Södra has signed a letter of intent with KLM to conduct a joint feasibility study to examine the possibility of producing green jet fuel. In parallel, Södra will become the first company in Sweden to join KLM’s Corporate Biofuel Programme, with the aim of supporting growth in demand for fossil-fuel-free alternatives in the aviation sector.
From the pressconference at Smaland Airport. Maria Baldin, Director of Communications and Sustainability at Södra, is signing.
“Air travel accounts for some 2 percent of global CO₂ emissions. We are now taking two key steps forward to create sustainable alternatives to fossil-based jet fuel. The current supply of biofuel is too low and this is something we want to change,” said Maria Baldin, Director of Communications and Sustainability at Södra.
KLM’s Biofuel Programme enables companies to ensure that sustainable biojet fuel is used for their air travel by paying a surcharge that covers the difference in price between sustainable biofuel and regular jet fuel.
“Helping to reduce CO₂ emissions is in line with our sustainability targets. Our goal is to be fossil-fuel free by 2030. We will now shoulder an even greater responsibility for our air travel,” commented Maria Baldin.
“KLM is proud to offer Sweden’s most sustainable European air routes viewed over time. We are grateful to have local partners that want to play a part in this,” says Paul Terstegge, General Manager North Europe, Air France and KLM.
On Monday, a press conference was held at Växjö Småland Airport where a letter of intent covering the development of biojet fuel was signed. The collaboration aims to promote growth in supply and demand and development of the appropriate policy instruments for more sustainable air travel.
“The greatest challenge is the absence of policy measures. Since production costs for biojet fuel are high compared with fossil fuels, there is very limited scope for growth in demand, which is needed to reduce costs. There must be a clear political strategy to address this issue,” said Henrik Brodin, Strategic Business Developer, Energy, at Södra.
The collaboration contains a feasibility study to examine the prerequisites for producing biojet fuel from forest biomass.
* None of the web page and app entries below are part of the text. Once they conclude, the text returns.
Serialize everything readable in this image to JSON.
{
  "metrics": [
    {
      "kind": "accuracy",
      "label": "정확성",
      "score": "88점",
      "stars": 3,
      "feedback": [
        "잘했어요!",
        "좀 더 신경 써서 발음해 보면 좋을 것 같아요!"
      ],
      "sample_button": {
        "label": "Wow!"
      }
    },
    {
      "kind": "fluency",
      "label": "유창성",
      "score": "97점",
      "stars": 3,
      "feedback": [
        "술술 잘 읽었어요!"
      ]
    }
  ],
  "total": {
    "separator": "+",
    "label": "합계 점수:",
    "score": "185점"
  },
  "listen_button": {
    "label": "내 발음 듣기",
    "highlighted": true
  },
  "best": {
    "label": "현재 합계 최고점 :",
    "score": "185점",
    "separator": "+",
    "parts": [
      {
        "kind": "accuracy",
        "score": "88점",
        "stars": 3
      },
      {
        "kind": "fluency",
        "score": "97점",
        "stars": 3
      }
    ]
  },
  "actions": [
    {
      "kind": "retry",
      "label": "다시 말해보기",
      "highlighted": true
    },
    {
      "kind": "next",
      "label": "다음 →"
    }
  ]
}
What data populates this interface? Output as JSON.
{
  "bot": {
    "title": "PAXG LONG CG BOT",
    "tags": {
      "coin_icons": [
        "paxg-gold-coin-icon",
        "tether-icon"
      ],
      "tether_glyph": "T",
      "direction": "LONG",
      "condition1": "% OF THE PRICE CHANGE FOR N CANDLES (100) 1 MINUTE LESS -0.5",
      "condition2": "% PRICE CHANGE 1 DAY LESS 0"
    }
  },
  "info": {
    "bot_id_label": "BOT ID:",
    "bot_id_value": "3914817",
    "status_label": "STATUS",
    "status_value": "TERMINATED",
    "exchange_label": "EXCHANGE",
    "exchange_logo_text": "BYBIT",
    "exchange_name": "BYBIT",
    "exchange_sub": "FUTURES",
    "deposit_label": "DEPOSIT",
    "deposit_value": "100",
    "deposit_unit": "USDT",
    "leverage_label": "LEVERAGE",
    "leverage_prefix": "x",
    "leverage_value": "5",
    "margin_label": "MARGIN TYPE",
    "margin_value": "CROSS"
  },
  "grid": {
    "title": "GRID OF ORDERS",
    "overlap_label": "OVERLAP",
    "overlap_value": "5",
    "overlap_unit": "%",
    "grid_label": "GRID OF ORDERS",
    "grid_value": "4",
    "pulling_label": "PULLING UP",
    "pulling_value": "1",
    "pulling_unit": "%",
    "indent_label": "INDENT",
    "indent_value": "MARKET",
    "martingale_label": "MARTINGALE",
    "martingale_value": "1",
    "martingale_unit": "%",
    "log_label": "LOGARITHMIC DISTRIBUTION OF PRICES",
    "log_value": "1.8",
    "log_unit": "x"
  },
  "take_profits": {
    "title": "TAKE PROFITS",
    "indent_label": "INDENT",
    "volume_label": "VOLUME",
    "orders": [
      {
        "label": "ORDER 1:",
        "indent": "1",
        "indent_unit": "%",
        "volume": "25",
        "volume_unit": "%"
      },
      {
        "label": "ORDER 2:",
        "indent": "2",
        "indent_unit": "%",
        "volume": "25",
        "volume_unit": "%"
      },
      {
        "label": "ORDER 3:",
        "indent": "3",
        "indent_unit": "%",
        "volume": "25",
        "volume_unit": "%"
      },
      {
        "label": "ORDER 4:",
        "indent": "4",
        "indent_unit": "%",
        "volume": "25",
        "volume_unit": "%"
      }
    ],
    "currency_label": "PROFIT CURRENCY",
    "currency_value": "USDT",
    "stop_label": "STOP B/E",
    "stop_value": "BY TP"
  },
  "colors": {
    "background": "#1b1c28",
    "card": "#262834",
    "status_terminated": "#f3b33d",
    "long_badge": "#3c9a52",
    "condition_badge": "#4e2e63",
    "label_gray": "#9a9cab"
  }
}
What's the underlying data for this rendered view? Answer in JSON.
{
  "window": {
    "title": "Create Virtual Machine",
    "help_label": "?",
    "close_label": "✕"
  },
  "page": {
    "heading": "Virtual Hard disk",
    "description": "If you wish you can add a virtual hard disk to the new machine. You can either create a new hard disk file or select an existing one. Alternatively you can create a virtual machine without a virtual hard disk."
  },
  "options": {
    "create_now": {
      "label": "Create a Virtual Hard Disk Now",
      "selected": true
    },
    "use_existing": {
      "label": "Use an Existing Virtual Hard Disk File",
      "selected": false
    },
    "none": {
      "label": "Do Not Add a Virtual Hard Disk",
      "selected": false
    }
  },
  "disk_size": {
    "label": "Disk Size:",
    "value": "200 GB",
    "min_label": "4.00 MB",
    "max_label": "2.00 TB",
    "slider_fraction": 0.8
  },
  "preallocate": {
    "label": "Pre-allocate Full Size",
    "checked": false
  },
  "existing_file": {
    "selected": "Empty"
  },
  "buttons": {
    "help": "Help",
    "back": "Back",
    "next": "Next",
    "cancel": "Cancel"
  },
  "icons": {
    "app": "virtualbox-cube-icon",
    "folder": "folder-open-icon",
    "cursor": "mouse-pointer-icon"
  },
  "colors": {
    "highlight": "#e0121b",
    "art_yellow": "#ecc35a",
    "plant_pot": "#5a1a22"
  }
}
While Södra and KLM are the main partners in the collaboration, many other players are also participating.
“It’s about working together to examine the entire chain – from production to combustion – and creating a business model that enables a change in air travel,” says Henrik Brodin.